### Task
An exact copy of all entries is required.

### Dataset records
((
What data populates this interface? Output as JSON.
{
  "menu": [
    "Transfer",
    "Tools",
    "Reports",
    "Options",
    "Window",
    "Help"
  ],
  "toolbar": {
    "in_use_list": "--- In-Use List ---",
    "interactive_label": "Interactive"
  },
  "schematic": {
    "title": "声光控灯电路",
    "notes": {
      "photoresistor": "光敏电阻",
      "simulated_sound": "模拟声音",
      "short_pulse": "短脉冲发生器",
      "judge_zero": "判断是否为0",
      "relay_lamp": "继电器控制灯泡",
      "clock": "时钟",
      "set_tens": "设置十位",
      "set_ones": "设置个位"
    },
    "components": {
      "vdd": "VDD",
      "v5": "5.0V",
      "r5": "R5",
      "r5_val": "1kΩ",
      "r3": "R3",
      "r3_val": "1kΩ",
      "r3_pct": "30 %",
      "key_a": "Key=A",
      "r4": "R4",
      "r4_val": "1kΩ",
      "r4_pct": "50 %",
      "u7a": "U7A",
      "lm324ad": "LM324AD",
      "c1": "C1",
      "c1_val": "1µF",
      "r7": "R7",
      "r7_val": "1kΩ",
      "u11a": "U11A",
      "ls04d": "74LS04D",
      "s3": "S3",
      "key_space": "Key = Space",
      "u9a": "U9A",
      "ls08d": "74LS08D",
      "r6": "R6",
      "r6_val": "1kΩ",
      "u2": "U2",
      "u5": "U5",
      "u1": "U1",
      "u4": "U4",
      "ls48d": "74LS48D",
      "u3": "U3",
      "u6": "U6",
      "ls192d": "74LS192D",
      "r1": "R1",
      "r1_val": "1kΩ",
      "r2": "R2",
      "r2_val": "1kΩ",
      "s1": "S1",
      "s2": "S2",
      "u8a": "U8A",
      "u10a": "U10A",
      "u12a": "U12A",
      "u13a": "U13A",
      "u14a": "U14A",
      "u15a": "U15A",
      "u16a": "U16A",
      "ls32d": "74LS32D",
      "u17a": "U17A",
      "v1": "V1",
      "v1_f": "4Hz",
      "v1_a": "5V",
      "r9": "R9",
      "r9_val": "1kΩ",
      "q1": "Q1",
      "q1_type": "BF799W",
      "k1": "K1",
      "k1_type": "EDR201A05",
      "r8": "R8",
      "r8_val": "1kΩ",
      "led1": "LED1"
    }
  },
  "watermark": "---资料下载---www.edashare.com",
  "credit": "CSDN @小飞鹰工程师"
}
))
### Response
What data populates this interface? Output as JSON.
{
  "menu": [
    "Transfer",
    "Tools",
    "Reports",
    "Options",
    "Window",
    "Help"
  ],
  "toolbar": {
    "in_use_list": "--- In-Use List ---",
    "interactive_label": "Interactive"
  },
  "schematic": {
    "title": "声光控灯电路",
    "notes": {
      "photoresistor": "光敏电阻",
      "simulated_sound": "模拟声音",
      "short_pulse": "短脉冲发生器",
      "judge_zero": "判断是否为0",
      "relay_lamp": "继电器控制灯泡",
      "clock": "时钟",
      "set_tens": "设置十位",
      "set_ones": "设置个位"
    },
    "components": {
      "vdd": "VDD",
      "v5": "5.0V",
      "r5": "R5",
      "r5_val": "1kΩ",
      "r3": "R3",
      "r3_val": "1kΩ",
      "r3_pct": "30 %",
      "key_a": "Key=A",
      "r4": "R4",
      "r4_val": "1kΩ",
      "r4_pct": "50 %",
      "u7a": "U7A",
      "lm324ad": "LM324AD",
      "c1": "C1",
      "c1_val": "1µF",
      "r7": "R7",
      "r7_val": "1kΩ",
      "u11a": "U11A",
      "ls04d": "74LS04D",
      "s3": "S3",
      "key_space": "Key = Space",
      "u9a": "U9A",
      "ls08d": "74LS08D",
      "r6": "R6",
      "r6_val": "1kΩ",
      "u2": "U2",
      "u5": "U5",
      "u1": "U1",
      "u4": "U4",
      "ls48d": "74LS48D",
      "u3": "U3",
      "u6": "U6",
      "ls192d": "74LS192D",
      "r1": "R1",
      "r1_val": "1kΩ",
      "r2": "R2",
      "r2_val": "1kΩ",
      "s1": "S1",
      "s2": "S2",
      "u8a": "U8A",
      "u10a": "U10A",
      "u12a": "U12A",
      "u13a": "U13A",
      "u14a": "U14A",
      "u15a": "U15A",
      "u16a": "U16A",
      "ls32d": "74LS32D",
      "u17a": "U17A",
      "v1": "V1",
      "v1_f": "4Hz",
      "v1_a": "5V",
      "r9": "R9",
      "r9_val": "1kΩ",
      "q1": "Q1",
      "q1_type": "BF799W",
      "k1": "K1",
      "k1_type": "EDR201A05",
      "r8": "R8",
      "r8_val": "1kΩ",
      "led1": "LED1"
    }
  },
  "watermark": "---资料下载---www.edashare.com",
  "credit": "CSDN @小飞鹰工程师"
}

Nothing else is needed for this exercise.